[Data about app and page elements]
►
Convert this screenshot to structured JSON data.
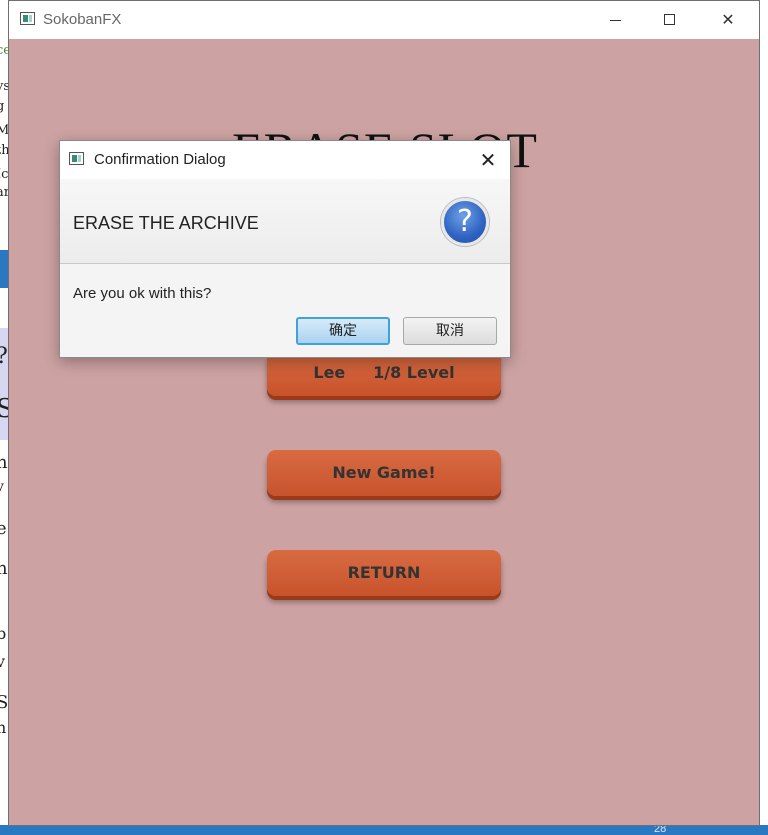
{
  "window": {
    "title": "SokobanFX",
    "controls": {
      "minimize_icon": "minimize-icon",
      "maximize_icon": "maximize-icon",
      "close_icon": "close-icon"
    }
  },
  "scene": {
    "heading": "ERASE SLOT",
    "buttons": {
      "slot_label": "Lee     1/8 Level",
      "new_game_label": "New Game!",
      "return_label": "RETURN"
    },
    "colors": {
      "background": "#cda2a2",
      "button": "#d25f36"
    }
  },
  "dialog": {
    "title": "Confirmation Dialog",
    "close_glyph": "✕",
    "header": "ERASE THE ARCHIVE",
    "icon": "question-icon",
    "icon_glyph": "?",
    "content": "Are you ok with this?",
    "ok_label": "确定",
    "cancel_label": "取消"
  },
  "background_window": {
    "glyphs": [
      "ce",
      "ys",
      "g",
      "M",
      "th",
      "Ic",
      "ar",
      "?",
      "S",
      "nc",
      "y",
      "e",
      "ne",
      "b",
      "v",
      "S",
      "n"
    ]
  },
  "taskbar": {
    "number": "28"
  }
}
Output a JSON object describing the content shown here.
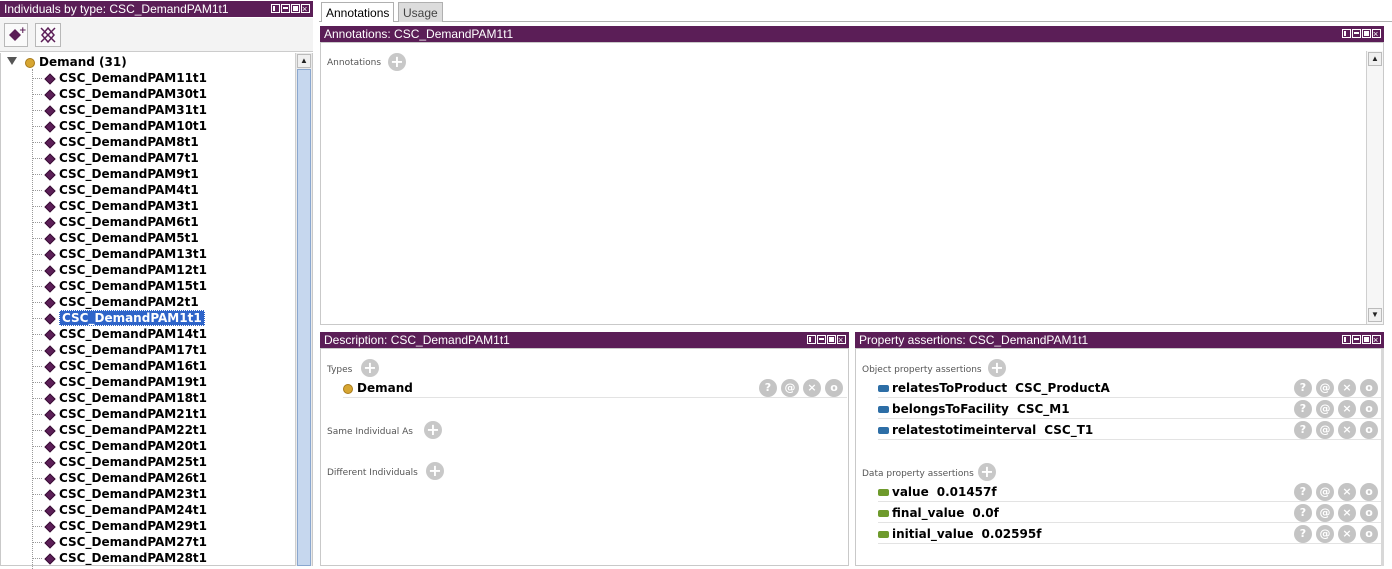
{
  "left_panel": {
    "title": "Individuals by type: CSC_DemandPAM1t1",
    "toolbar": {
      "add_icon": "add-individual-icon",
      "delete_icon": "delete-individual-icon"
    },
    "root": {
      "label": "Demand (31)"
    },
    "items": [
      "CSC_DemandPAM11t1",
      "CSC_DemandPAM30t1",
      "CSC_DemandPAM31t1",
      "CSC_DemandPAM10t1",
      "CSC_DemandPAM8t1",
      "CSC_DemandPAM7t1",
      "CSC_DemandPAM9t1",
      "CSC_DemandPAM4t1",
      "CSC_DemandPAM3t1",
      "CSC_DemandPAM6t1",
      "CSC_DemandPAM5t1",
      "CSC_DemandPAM13t1",
      "CSC_DemandPAM12t1",
      "CSC_DemandPAM15t1",
      "CSC_DemandPAM2t1",
      "CSC_DemandPAM1t1",
      "CSC_DemandPAM14t1",
      "CSC_DemandPAM17t1",
      "CSC_DemandPAM16t1",
      "CSC_DemandPAM19t1",
      "CSC_DemandPAM18t1",
      "CSC_DemandPAM21t1",
      "CSC_DemandPAM22t1",
      "CSC_DemandPAM20t1",
      "CSC_DemandPAM25t1",
      "CSC_DemandPAM26t1",
      "CSC_DemandPAM23t1",
      "CSC_DemandPAM24t1",
      "CSC_DemandPAM29t1",
      "CSC_DemandPAM27t1",
      "CSC_DemandPAM28t1"
    ],
    "selected": "CSC_DemandPAM1t1"
  },
  "tabs": [
    {
      "label": "Annotations",
      "active": true
    },
    {
      "label": "Usage",
      "active": false
    }
  ],
  "annotations_panel": {
    "title": "Annotations: CSC_DemandPAM1t1",
    "section_label": "Annotations"
  },
  "description_panel": {
    "title": "Description: CSC_DemandPAM1t1",
    "types_label": "Types",
    "types": [
      {
        "label": "Demand"
      }
    ],
    "same_label": "Same Individual As",
    "different_label": "Different Individuals"
  },
  "property_panel": {
    "title": "Property assertions: CSC_DemandPAM1t1",
    "object_label": "Object property assertions",
    "object_assertions": [
      {
        "property": "relatesToProduct",
        "value": "CSC_ProductA"
      },
      {
        "property": "belongsToFacility",
        "value": "CSC_M1"
      },
      {
        "property": "relatestotimeinterval",
        "value": "CSC_T1"
      }
    ],
    "data_label": "Data property assertions",
    "data_assertions": [
      {
        "property": "value",
        "value": "0.01457f"
      },
      {
        "property": "final_value",
        "value": "0.0f"
      },
      {
        "property": "initial_value",
        "value": "0.02595f"
      }
    ]
  },
  "row_buttons": {
    "explain": "?",
    "annotate": "@",
    "delete": "×",
    "edit": "o"
  },
  "colors": {
    "title_bar": "#5b1e57",
    "selection": "#2e64c9",
    "individual": "#5b1e57",
    "class_dot": "#d7a632",
    "object_prop": "#2d6ea6",
    "data_prop": "#6e9a2c"
  }
}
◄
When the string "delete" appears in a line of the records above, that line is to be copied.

■ **Response below**
      "delete_icon": "delete-individual-icon"
    "delete": "×",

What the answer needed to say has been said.